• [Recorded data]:

■ ■ ■

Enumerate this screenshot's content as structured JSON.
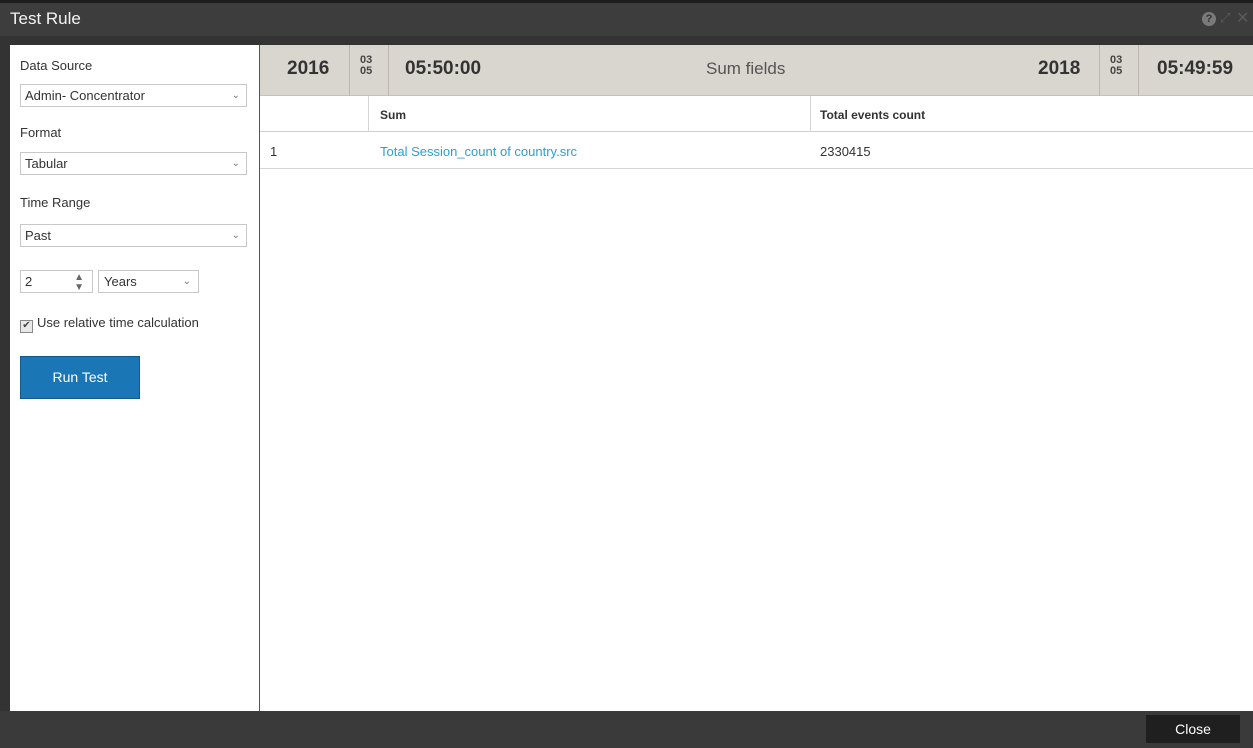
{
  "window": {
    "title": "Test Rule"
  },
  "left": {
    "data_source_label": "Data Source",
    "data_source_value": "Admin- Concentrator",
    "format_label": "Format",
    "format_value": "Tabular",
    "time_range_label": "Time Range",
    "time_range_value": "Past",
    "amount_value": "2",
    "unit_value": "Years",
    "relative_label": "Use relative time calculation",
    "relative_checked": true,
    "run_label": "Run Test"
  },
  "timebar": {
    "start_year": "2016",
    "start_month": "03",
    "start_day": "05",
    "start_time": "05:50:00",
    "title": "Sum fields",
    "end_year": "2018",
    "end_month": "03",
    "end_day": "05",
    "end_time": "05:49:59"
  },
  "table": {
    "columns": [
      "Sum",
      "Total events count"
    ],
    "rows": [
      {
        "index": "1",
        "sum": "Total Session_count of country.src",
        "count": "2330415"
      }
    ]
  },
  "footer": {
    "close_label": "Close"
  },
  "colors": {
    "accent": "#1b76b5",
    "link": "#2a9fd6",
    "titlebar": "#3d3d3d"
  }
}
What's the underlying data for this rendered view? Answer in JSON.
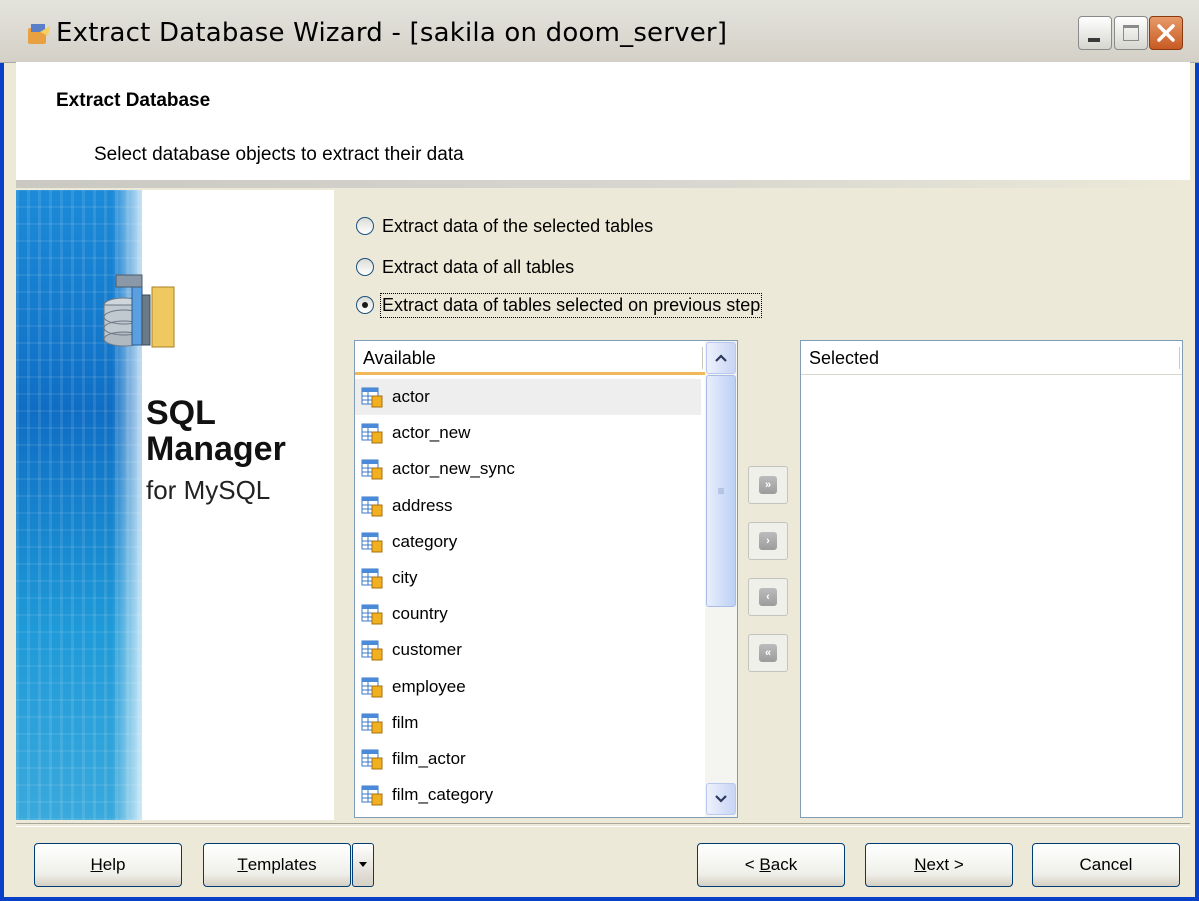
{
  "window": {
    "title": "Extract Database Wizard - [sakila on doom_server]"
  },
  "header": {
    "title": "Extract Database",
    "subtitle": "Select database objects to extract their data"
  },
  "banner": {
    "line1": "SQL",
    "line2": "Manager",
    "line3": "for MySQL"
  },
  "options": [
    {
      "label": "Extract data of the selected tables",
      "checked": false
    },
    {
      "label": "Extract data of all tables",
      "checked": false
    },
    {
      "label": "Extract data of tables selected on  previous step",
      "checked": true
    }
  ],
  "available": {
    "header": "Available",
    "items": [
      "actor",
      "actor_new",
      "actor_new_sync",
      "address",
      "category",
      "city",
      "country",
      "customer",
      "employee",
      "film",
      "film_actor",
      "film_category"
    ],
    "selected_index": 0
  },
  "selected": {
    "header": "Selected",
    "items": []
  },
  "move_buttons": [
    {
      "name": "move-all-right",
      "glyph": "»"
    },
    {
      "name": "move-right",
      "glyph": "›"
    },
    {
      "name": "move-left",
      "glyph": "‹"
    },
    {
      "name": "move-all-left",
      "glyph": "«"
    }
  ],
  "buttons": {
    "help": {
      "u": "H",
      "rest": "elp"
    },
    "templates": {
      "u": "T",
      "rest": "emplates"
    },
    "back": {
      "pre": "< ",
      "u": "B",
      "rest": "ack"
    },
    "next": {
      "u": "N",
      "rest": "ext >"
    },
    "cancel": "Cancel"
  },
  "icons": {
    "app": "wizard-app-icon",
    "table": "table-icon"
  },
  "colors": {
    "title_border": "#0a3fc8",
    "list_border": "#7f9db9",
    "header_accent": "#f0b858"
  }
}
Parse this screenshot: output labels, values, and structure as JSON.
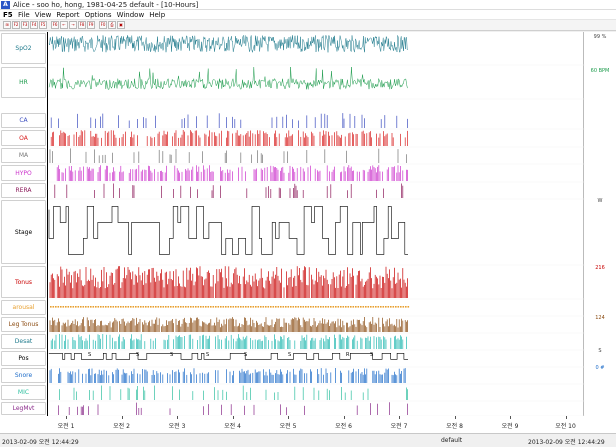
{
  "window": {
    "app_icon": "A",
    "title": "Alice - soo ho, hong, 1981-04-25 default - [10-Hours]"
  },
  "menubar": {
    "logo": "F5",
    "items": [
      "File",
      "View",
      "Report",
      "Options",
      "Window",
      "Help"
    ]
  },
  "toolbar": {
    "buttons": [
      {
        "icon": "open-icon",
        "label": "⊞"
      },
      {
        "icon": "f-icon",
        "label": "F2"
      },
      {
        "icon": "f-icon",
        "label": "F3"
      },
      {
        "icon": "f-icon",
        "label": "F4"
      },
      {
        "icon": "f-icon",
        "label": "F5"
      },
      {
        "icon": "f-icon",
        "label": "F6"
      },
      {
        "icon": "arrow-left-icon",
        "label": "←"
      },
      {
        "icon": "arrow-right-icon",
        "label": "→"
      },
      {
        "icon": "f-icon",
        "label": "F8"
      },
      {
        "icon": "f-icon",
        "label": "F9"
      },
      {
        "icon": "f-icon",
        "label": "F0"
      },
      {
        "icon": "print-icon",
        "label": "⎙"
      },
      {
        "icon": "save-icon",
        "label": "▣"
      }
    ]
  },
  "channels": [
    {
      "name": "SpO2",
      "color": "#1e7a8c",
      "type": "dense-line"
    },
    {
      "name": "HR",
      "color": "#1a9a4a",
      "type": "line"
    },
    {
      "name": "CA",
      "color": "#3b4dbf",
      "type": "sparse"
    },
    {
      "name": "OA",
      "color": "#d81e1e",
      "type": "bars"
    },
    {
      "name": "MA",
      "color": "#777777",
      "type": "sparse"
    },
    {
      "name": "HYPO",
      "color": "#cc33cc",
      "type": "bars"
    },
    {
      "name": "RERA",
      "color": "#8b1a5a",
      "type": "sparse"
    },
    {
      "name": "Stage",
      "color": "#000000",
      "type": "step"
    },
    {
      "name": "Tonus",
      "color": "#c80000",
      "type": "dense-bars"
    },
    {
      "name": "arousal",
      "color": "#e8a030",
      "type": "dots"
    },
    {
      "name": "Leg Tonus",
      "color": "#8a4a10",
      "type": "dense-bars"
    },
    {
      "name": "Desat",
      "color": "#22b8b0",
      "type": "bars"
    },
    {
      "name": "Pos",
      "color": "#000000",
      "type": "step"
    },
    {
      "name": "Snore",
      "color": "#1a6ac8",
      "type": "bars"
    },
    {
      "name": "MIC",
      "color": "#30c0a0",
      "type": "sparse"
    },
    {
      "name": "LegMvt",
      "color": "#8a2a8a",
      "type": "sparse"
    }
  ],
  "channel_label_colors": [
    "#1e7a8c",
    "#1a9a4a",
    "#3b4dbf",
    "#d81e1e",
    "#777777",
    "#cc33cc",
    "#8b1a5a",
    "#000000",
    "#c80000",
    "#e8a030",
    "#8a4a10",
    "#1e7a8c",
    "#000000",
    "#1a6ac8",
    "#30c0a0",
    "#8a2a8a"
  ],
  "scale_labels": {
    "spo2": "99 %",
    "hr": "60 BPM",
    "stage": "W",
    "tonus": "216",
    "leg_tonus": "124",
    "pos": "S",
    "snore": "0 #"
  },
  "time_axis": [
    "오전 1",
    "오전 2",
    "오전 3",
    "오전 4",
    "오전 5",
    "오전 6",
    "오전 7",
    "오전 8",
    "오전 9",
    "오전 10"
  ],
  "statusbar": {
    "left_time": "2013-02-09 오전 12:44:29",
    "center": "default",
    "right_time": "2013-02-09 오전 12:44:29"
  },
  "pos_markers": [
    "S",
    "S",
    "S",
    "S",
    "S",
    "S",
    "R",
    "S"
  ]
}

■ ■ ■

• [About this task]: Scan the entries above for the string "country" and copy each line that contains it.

• [Task solution]:
        "sum": "Total Session_count of country.src",
      "country",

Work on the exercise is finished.